··· Supplied records ···
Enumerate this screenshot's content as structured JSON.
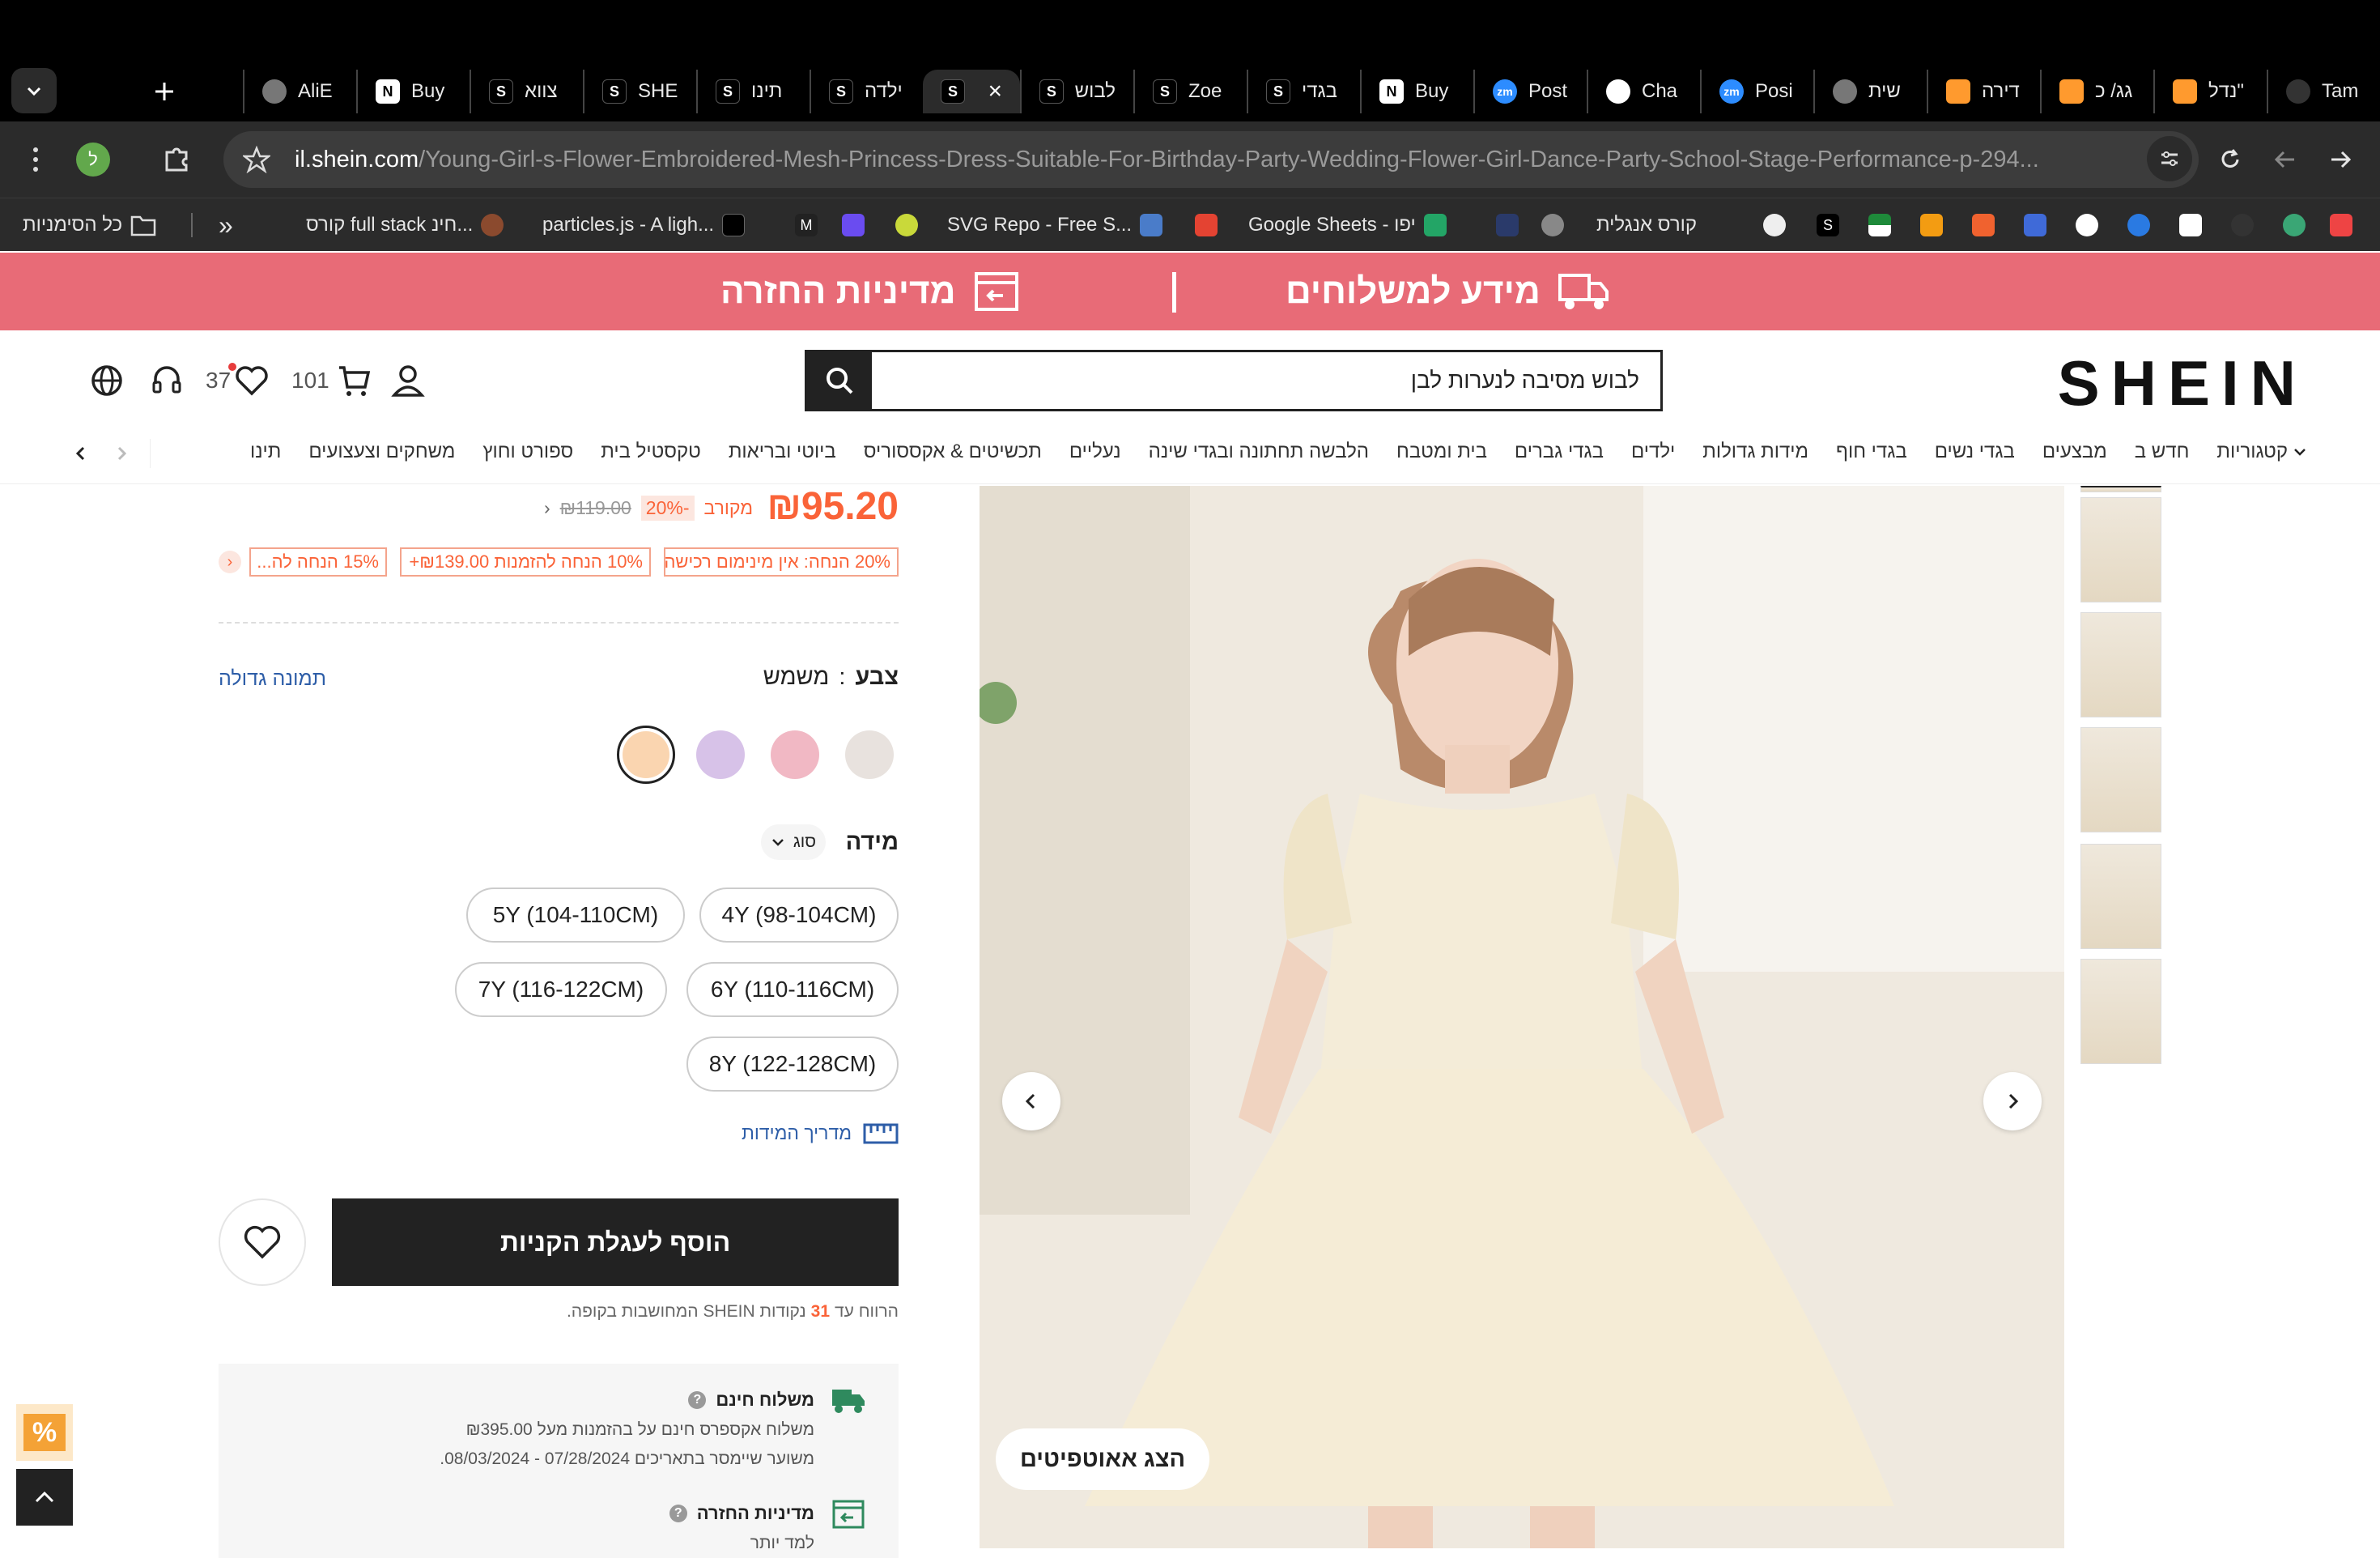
{
  "browser": {
    "tabs": [
      {
        "label": "Tam",
        "icon": "github-icon",
        "color": "#333"
      },
      {
        "label": "נדל\"",
        "icon": "bonbon-icon",
        "color": "#ff9a2e"
      },
      {
        "label": "גג/ כ",
        "icon": "bonbon-icon",
        "color": "#ff9a2e"
      },
      {
        "label": "דירה",
        "icon": "bonbon-icon",
        "color": "#ff9a2e"
      },
      {
        "label": "שית",
        "icon": "globe-icon",
        "color": "#777"
      },
      {
        "label": "Posi",
        "icon": "zoom-icon",
        "color": "#2d8cff"
      },
      {
        "label": "Cha",
        "icon": "openai-icon",
        "color": "#fff"
      },
      {
        "label": "Post",
        "icon": "zoom-icon",
        "color": "#2d8cff"
      },
      {
        "label": "Buy",
        "icon": "notion-icon",
        "color": "#fff"
      },
      {
        "label": "בגדי",
        "icon": "shein-icon",
        "color": "#000"
      },
      {
        "label": "Zoe",
        "icon": "shein-icon",
        "color": "#000"
      },
      {
        "label": "לבוש",
        "icon": "shein-icon",
        "color": "#000"
      },
      {
        "label": "",
        "icon": "shein-icon",
        "color": "#000",
        "active": true
      },
      {
        "label": "ילדה",
        "icon": "shein-icon",
        "color": "#000"
      },
      {
        "label": "תינו",
        "icon": "shein-icon",
        "color": "#000"
      },
      {
        "label": "SHE",
        "icon": "shein-icon",
        "color": "#000"
      },
      {
        "label": "צווא",
        "icon": "shein-icon",
        "color": "#000"
      },
      {
        "label": "Buy",
        "icon": "notion-icon",
        "color": "#fff"
      },
      {
        "label": "AliE",
        "icon": "globe-icon",
        "color": "#777"
      }
    ],
    "url_host": "il.shein.com",
    "url_path": "/Young-Girl-s-Flower-Embroidered-Mesh-Princess-Dress-Suitable-For-Birthday-Party-Wedding-Flower-Girl-Dance-Party-School-Stage-Performance-p-294...",
    "profile_letter": "ל",
    "bookmarks": {
      "all": "כל הסימניות",
      "b1": "קורס full stack חינ...",
      "b2": "particles.js - A ligh...",
      "b3": "SVG Repo - Free S...",
      "b4": "Google Sheets - יפו",
      "b5": "קורס אנגלית"
    }
  },
  "banner": {
    "shipping": "מידע למשלוחים",
    "returns": "מדיניות החזרה"
  },
  "header": {
    "logo": "SHEIN",
    "search_value": "לבוש מסיבה לנערות לבן",
    "cart_count": "101",
    "wishlist_count": "37",
    "nav": [
      "קטגוריות",
      "חדש ב",
      "מבצעים",
      "בגדי נשים",
      "בגדי חוף",
      "מידות גדולות",
      "ילדים",
      "בגדי גברים",
      "בית ומטבח",
      "הלבשה תחתונה ובגדי שינה",
      "נעליים",
      "תכשיטים & אקססוריס",
      "ביוטי ובריאות",
      "טקסטיל בית",
      "ספורט וחוץ",
      "משחקים וצעצועים",
      "תינו"
    ]
  },
  "product": {
    "price": "₪95.20",
    "original_label": "מקורב",
    "discount": "-20%",
    "original_price": "₪119.00",
    "coupons": [
      "20% הנחה: אין מינימום רכישה",
      "10% הנחה להזמנות ₪139.00+",
      "15% הנחה לה..."
    ],
    "color_label": "צבע",
    "color_value": "משמש",
    "big_image": "תמונה גדולה",
    "swatch_colors": [
      "#fad5b0",
      "#d7c2e8",
      "#f1b8c4",
      "#e8e2de"
    ],
    "size_label": "מידה",
    "size_type": "סוג",
    "sizes": [
      "4Y (98-104CM)",
      "5Y (104-110CM)",
      "6Y (110-116CM)",
      "7Y (116-122CM)",
      "8Y (122-128CM)"
    ],
    "size_guide": "מדריך המידות",
    "add_to_cart": "הוסף לעגלת הקניות",
    "points_pre": "הרווח עד",
    "points_value": "31",
    "points_post": "נקודות SHEIN המחושבות בקופה.",
    "free_shipping_title": "משלוח חינם",
    "free_shipping_desc": "משלוח אקספרס חינם על בהזמנות מעל ₪395.00",
    "estimated": "משוער שיימסר בתאריכים 07/28/2024 - 08/03/2024.",
    "returns_title": "מדיניות החזרה",
    "learn_more": "למד יותר",
    "outfits_button": "הצג אאוטפיטים"
  },
  "colors": {
    "accent": "#fa6338",
    "banner": "#e86b77",
    "dark": "#222222"
  }
}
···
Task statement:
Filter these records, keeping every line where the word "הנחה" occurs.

Response for this exercise:
      "20% הנחה: אין מינימום רכישה",
      "10% הנחה להזמנות ₪139.00+",
      "15% הנחה לה..."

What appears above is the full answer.